For my first point, I should mention, while Justin Cronin wrote this book very well and it is a good read, you do not have to read specifically this book. Just read something fictional and more for entertainment. This separates the educational and inspirational books. This is required because as you read the books above, some of the messages are a bit repetitive. This is expected as there is one general truth to forging your wealth: think outside the box and be tenacious. I find that if I constantly read educational and inspirational books I would quickly burnout.
Use Entertainment As Inspiration
For my second point, while books for entertainment are not “inspirational books” who said books for entertainment could not inspire anything? Before I read The Passage I was writing a post-apocalyptic novel, at first about zombies, and later changed to vampires thanks to advice from my girlfriend at the time who later became my wife.

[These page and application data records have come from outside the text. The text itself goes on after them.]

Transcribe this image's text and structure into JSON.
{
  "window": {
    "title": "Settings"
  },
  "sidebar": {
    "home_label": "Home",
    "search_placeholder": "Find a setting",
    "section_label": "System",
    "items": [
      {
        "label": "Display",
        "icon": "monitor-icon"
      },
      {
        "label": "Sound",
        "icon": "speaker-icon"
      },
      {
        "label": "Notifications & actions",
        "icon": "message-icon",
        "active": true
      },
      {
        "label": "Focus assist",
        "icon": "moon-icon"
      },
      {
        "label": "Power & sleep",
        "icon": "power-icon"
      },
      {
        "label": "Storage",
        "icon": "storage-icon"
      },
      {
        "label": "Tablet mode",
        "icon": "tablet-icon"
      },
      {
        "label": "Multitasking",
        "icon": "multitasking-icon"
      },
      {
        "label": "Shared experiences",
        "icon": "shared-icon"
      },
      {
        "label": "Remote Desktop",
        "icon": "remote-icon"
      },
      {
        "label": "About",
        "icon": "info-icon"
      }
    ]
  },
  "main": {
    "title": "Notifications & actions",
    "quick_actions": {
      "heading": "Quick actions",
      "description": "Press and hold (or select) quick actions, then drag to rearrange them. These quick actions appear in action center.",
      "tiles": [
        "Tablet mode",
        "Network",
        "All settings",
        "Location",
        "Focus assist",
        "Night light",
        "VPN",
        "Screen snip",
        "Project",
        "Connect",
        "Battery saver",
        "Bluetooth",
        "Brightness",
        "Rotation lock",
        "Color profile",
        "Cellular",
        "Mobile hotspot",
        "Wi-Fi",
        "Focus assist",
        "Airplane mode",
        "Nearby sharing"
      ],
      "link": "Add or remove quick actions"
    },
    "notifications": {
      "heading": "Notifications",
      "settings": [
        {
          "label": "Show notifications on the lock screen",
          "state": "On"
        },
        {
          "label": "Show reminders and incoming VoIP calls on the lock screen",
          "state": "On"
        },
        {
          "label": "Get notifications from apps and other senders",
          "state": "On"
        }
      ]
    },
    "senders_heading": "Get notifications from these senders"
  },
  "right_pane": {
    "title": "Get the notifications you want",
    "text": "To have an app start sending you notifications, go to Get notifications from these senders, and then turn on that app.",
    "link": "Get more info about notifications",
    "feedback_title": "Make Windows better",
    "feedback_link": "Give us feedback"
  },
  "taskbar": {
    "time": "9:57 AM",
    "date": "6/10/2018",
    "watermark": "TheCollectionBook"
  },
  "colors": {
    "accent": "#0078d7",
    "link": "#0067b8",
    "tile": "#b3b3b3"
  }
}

I have not heard of many books that were post-apocalyptic vampire novels. Many vampire, or post-apocalyptic, but not both. But the reason I never heard of them was because I never looked. The Passage was one of the many in that genre and hands down one of my favorite novels. In fact, its one of the only non-child books I reread. Just to be clear, I have not read Harry Potter more than once, but I read The Passage twice, that is how good the book is to me.
I enjoyed the concepts of the book including starting pre-apocalypse in the timeline, the complication of the “vampires,” and some other concepts. In recent years I wrote more of my novel with some inspiration from The Passage. While I do not believe I will be publishing it anytime in the very near future, I do want to publish it and two other books as a trilogy at least before my life ends. It’s one of those things I like the idea of, but I happily allow life to interrupt.

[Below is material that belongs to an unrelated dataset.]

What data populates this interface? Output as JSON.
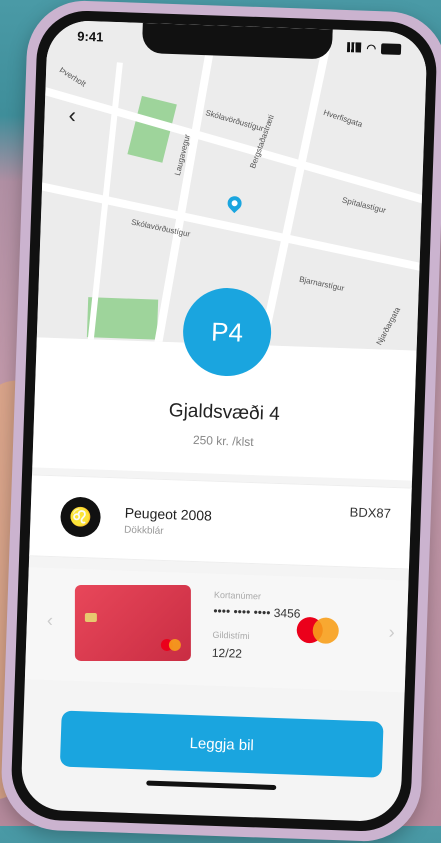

Creativity Example That Could Be Yours
You can be inspired to be creative from creative works, QUALITY creative works. And sometimes a brilliant idea can grow from these seeds. For instance, another idea I had came from The Dresden Files and My Hero Academia (the last one is a manga, but you still have to read it so I will include it, sue me). From these two I thought of an idea about a mystery/thriller series in which occurs in a world where traits that could be called “super powers” are common place.

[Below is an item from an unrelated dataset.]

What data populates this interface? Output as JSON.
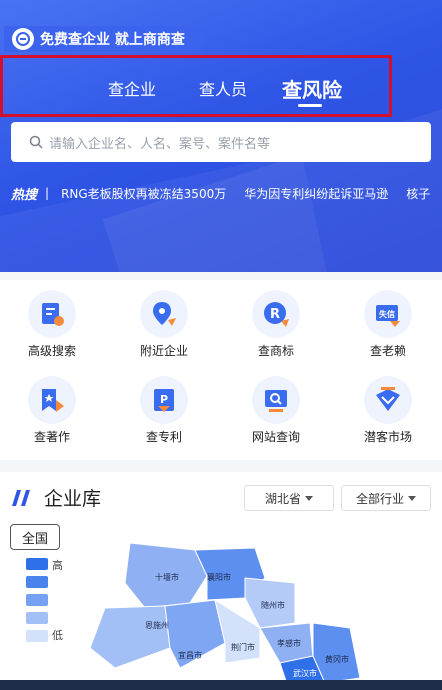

If you like that idea, it’s yours to work off, I will not accuse you of stealing any ideas nor can I do anything about it (plus I don’t think I am the first to come up with a fictional idea of this). The reason why is because many of these creative works require certain subtleties to be executed properly. Read Creativity Inc. to see a well illustrated example.
Even if you publish this idea, very subtle changes will make two different stories altogether. For instance, should this novel take place in the past around World War II? The Cold War? Present? Future? Earth even? There are even more details that can make creative works different. Creative works require these subtleties to become works of art. Even if you make a work of art, that does not mean I cannot make a similar work of art. And who knows maybe your own work will inspire me. And for all I know I may never get around to my superhero mystery/thriller idea. Make ideas from the inspiration found in stories to forge your wealth.